But Fahrenheit citizens aren’t angry or fearful. Rather, they go with the status quo. Reading and writing aren’t taught in schools. Concepts like love and happiness don’t exist. Citizens are anesthetized with TV screens the size of walls, “seashells” in their ears that transmit constant noise, pills, and monotony. Suicides are frequent, but emotionless. And despite frequent flyovers by military jets, no one seems concerned that a war or destruction could be looming.

In Fahrenheit, we follow Guy Montag, a fireman by trade who is married to Mildred and working hard to get her a fourth TV screen for their living room. One night, while walking home, Montag meets Clarisse, a young girl who simply strolls around town at night (unheard of in this society) and doesn’t own a TV, instead choosing to spend time talking to her flesh-and-blood family (also unheard of). Montag is immediately fascinated by Clarisse and at one point, calls her a “mirror.” Something is awakened in Montag and his emotional stirring hurtles him into a dangerous awakening.

When Montag starts to wonder about the taste of rain and the impending war and the words on the pages of books, he begins to set himself apart—and in doing so, makes himself a target for his neighbors, employer, and even the government. Will Montag be able to break the shackles of this oppressive society? And if can, then what?

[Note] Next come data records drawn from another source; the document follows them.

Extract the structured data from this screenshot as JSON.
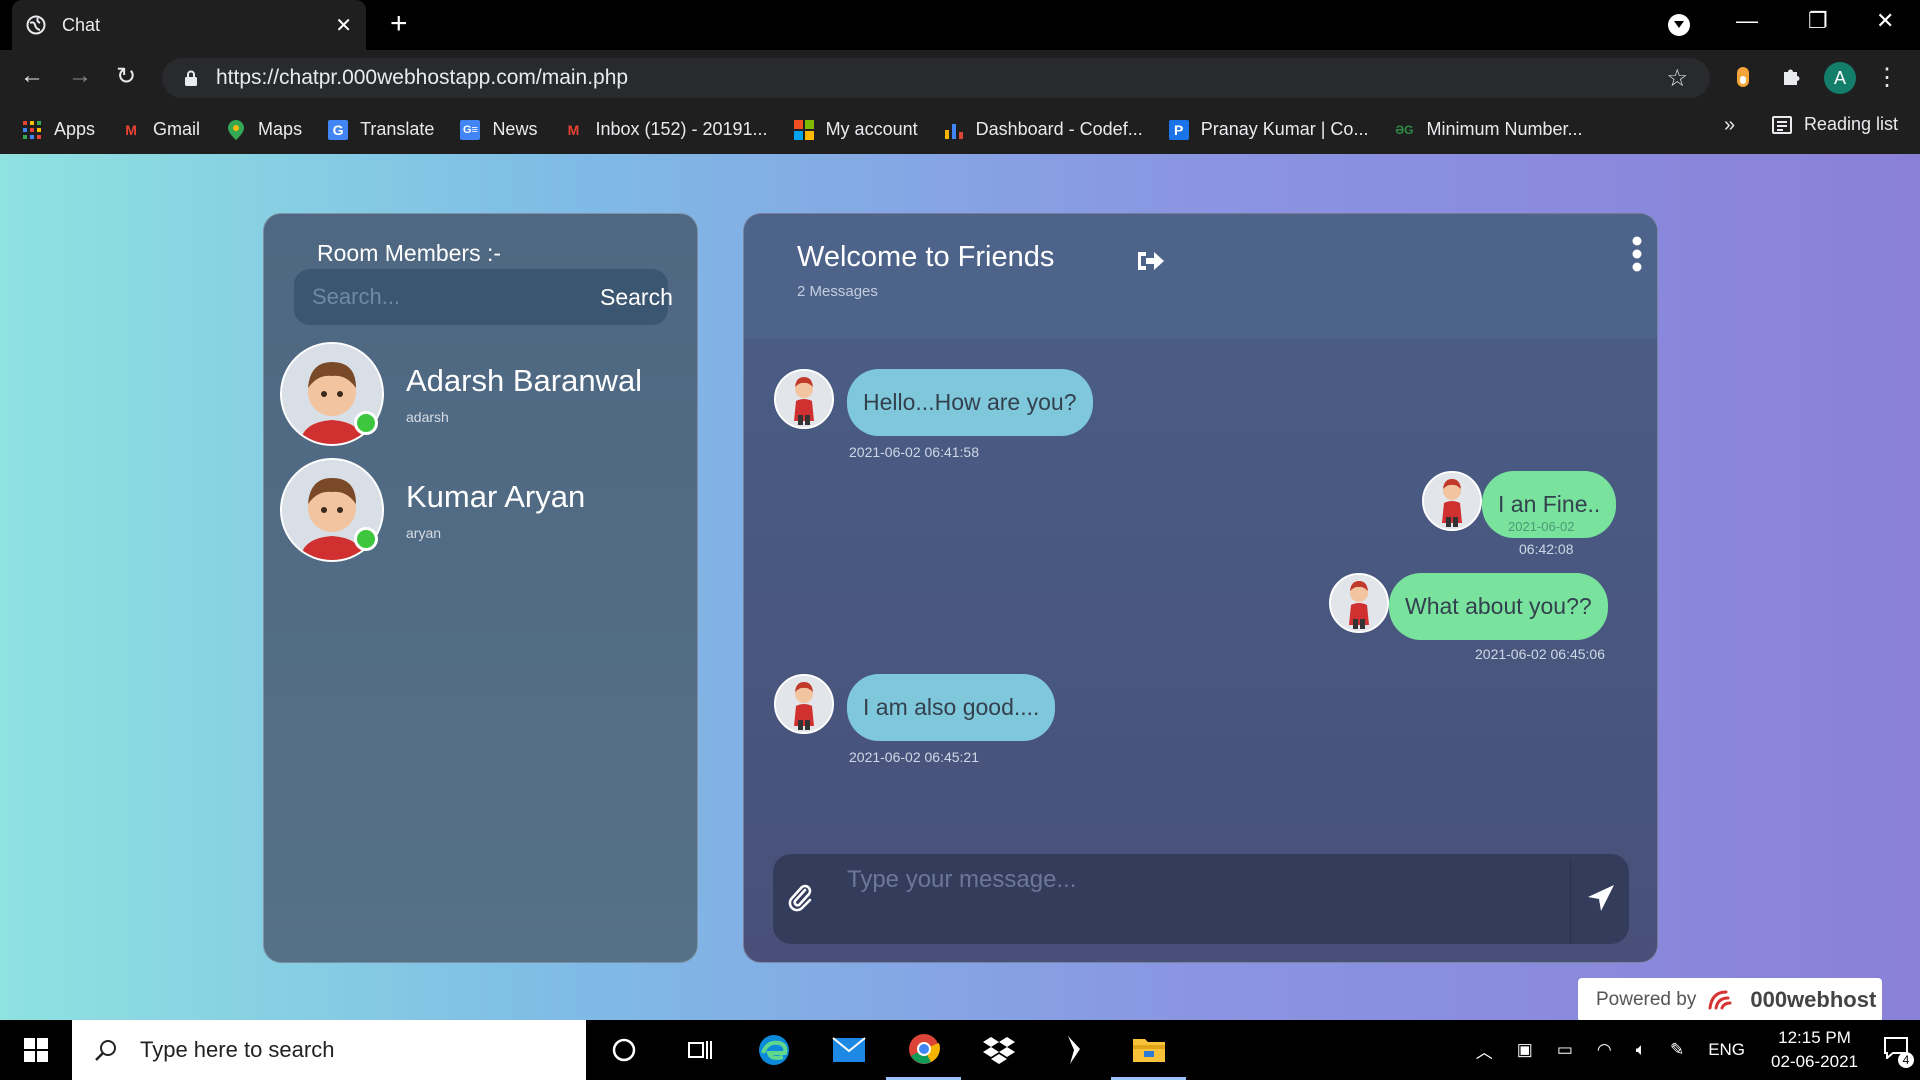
{
  "browser": {
    "tab_title": "Chat",
    "url": "https://chatpr.000webhostapp.com/main.php",
    "profile_initial": "A",
    "bookmarks": [
      {
        "label": "Apps",
        "icon": "apps-grid-icon"
      },
      {
        "label": "Gmail",
        "icon": "gmail-icon"
      },
      {
        "label": "Maps",
        "icon": "maps-pin-icon"
      },
      {
        "label": "Translate",
        "icon": "translate-icon"
      },
      {
        "label": "News",
        "icon": "news-icon"
      },
      {
        "label": "Inbox (152) - 20191...",
        "icon": "gmail-icon"
      },
      {
        "label": "My account",
        "icon": "microsoft-icon"
      },
      {
        "label": "Dashboard - Codef...",
        "icon": "bar-chart-icon"
      },
      {
        "label": "Pranay Kumar | Co...",
        "icon": "p-icon"
      },
      {
        "label": "Minimum Number...",
        "icon": "gfg-icon"
      }
    ],
    "overflow_chevron": "»",
    "reading_list": "Reading list"
  },
  "members": {
    "heading": "Room Members :-",
    "search_placeholder": "Search...",
    "search_button": "Search",
    "list": [
      {
        "name": "Adarsh Baranwal",
        "username": "adarsh"
      },
      {
        "name": "Kumar Aryan",
        "username": "aryan"
      }
    ]
  },
  "chat": {
    "title": "Welcome to Friends",
    "count": "2 Messages",
    "messages": [
      {
        "text": "Hello...How are you?",
        "time": "2021-06-02 06:41:58",
        "dir": "in"
      },
      {
        "text": "I an Fine..",
        "time_line1": "2021-06-02",
        "time_line2": "06:42:08",
        "dir": "out"
      },
      {
        "text": "What about you??",
        "time": "2021-06-02 06:45:06",
        "dir": "out"
      },
      {
        "text": "I am also good....",
        "time": "2021-06-02 06:45:21",
        "dir": "in"
      }
    ],
    "composer_placeholder": "Type your message..."
  },
  "footer": {
    "powered_by": "Powered by",
    "brand": "000webhost"
  },
  "taskbar": {
    "search_placeholder": "Type here to search",
    "language": "ENG",
    "time": "12:15 PM",
    "date": "02-06-2021",
    "notification_count": "4"
  }
}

While the story of Guy Montag and the society of Fahrenheit is fictional, the parallels to modern society are uncanny. We’re living in a world where books are fading into the background and TV reigns supreme. Even the format of books is changing. Everything is going digital, impersonal, intangible. Pretty soon, I fear the firemen of Fahrenheit 451 wouldn’t have anything to burn in our world. Perhaps they’d consider that an accomplishment.

The character of Mildred, Montag’s wife, is an extreme caricature of societal influence—and yet she doesn’t seem like such a stretch in today’s world. Mildred is always plugged in. Those “seashells” don’t leave her ears (can you say ear buds or Bluetooth devices?). Instead of spending time with her husband at night, Mildred goes into the living room to spend time with her “family,” the characters that talk to her through her TV (complete with name personalization, because that’s not creepy or anything). How many people watch the Kardashian family on TV instead of having dinner with theirs?

And, of course, Mildred takes handfuls of pills to “help her sleep,” and can’t remember when she overdoses. She shrugs off her brush with death and continues to live her life drugged and deluded. How often do we push pills instead of dealing with larger issues like depression, unhappiness, and restlessness organically? We often turn to anesthetization—a quick fix for a larger problem, because it seems simpler. But at what cost?

I finished Fahrenheit 451 a few days ago, but I think I’m finally getting around to digesting it today. It’s a hard pill to swallow. But also an important one.

Now I wonder—if Bradbury wrote another dystopian novel based upon the society of 2015, what would be next to burn?


Photo license.sarahwynne.